TASK TO COMPLETE »
What you return must match the records exactly, line for line.

[Component data from apps and pages]
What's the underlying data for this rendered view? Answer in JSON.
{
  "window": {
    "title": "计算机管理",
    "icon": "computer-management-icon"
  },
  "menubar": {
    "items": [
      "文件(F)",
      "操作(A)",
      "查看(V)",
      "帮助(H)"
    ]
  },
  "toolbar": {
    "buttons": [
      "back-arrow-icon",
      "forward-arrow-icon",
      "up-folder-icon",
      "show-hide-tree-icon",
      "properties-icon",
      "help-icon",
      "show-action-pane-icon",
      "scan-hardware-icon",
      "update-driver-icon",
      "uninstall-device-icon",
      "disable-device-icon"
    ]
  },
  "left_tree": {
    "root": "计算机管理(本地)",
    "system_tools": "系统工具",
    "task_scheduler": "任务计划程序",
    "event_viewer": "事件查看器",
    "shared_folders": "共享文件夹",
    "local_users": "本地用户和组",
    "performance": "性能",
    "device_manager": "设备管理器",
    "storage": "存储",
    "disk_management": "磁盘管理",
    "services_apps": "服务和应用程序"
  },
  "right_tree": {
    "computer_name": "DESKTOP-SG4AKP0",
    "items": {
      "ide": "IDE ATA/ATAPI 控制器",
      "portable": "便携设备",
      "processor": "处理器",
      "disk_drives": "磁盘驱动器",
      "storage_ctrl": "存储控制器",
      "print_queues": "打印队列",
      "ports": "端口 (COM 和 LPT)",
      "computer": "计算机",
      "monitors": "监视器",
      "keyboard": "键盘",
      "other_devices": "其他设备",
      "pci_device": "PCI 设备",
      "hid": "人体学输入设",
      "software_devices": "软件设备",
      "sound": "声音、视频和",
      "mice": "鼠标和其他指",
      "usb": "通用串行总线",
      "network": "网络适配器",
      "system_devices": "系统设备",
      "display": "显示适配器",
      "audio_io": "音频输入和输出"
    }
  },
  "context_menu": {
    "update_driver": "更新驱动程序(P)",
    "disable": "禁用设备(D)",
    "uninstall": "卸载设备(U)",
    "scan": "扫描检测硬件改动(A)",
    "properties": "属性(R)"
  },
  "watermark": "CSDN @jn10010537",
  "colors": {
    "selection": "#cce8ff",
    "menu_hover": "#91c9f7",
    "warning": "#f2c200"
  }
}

ANSWER BELOW »
What's the underlying data for this rendered view? Answer in JSON.
{
  "window": {
    "title": "计算机管理",
    "icon": "computer-management-icon"
  },
  "menubar": {
    "items": [
      "文件(F)",
      "操作(A)",
      "查看(V)",
      "帮助(H)"
    ]
  },
  "toolbar": {
    "buttons": [
      "back-arrow-icon",
      "forward-arrow-icon",
      "up-folder-icon",
      "show-hide-tree-icon",
      "properties-icon",
      "help-icon",
      "show-action-pane-icon",
      "scan-hardware-icon",
      "update-driver-icon",
      "uninstall-device-icon",
      "disable-device-icon"
    ]
  },
  "left_tree": {
    "root": "计算机管理(本地)",
    "system_tools": "系统工具",
    "task_scheduler": "任务计划程序",
    "event_viewer": "事件查看器",
    "shared_folders": "共享文件夹",
    "local_users": "本地用户和组",
    "performance": "性能",
    "device_manager": "设备管理器",
    "storage": "存储",
    "disk_management": "磁盘管理",
    "services_apps": "服务和应用程序"
  },
  "right_tree": {
    "computer_name": "DESKTOP-SG4AKP0",
    "items": {
      "ide": "IDE ATA/ATAPI 控制器",
      "portable": "便携设备",
      "processor": "处理器",
      "disk_drives": "磁盘驱动器",
      "storage_ctrl": "存储控制器",
      "print_queues": "打印队列",
      "ports": "端口 (COM 和 LPT)",
      "computer": "计算机",
      "monitors": "监视器",
      "keyboard": "键盘",
      "other_devices": "其他设备",
      "pci_device": "PCI 设备",
      "hid": "人体学输入设",
      "software_devices": "软件设备",
      "sound": "声音、视频和",
      "mice": "鼠标和其他指",
      "usb": "通用串行总线",
      "network": "网络适配器",
      "system_devices": "系统设备",
      "display": "显示适配器",
      "audio_io": "音频输入和输出"
    }
  },
  "context_menu": {
    "update_driver": "更新驱动程序(P)",
    "disable": "禁用设备(D)",
    "uninstall": "卸载设备(U)",
    "scan": "扫描检测硬件改动(A)",
    "properties": "属性(R)"
  },
  "watermark": "CSDN @jn10010537",
  "colors": {
    "selection": "#cce8ff",
    "menu_hover": "#91c9f7",
    "warning": "#f2c200"
  }
}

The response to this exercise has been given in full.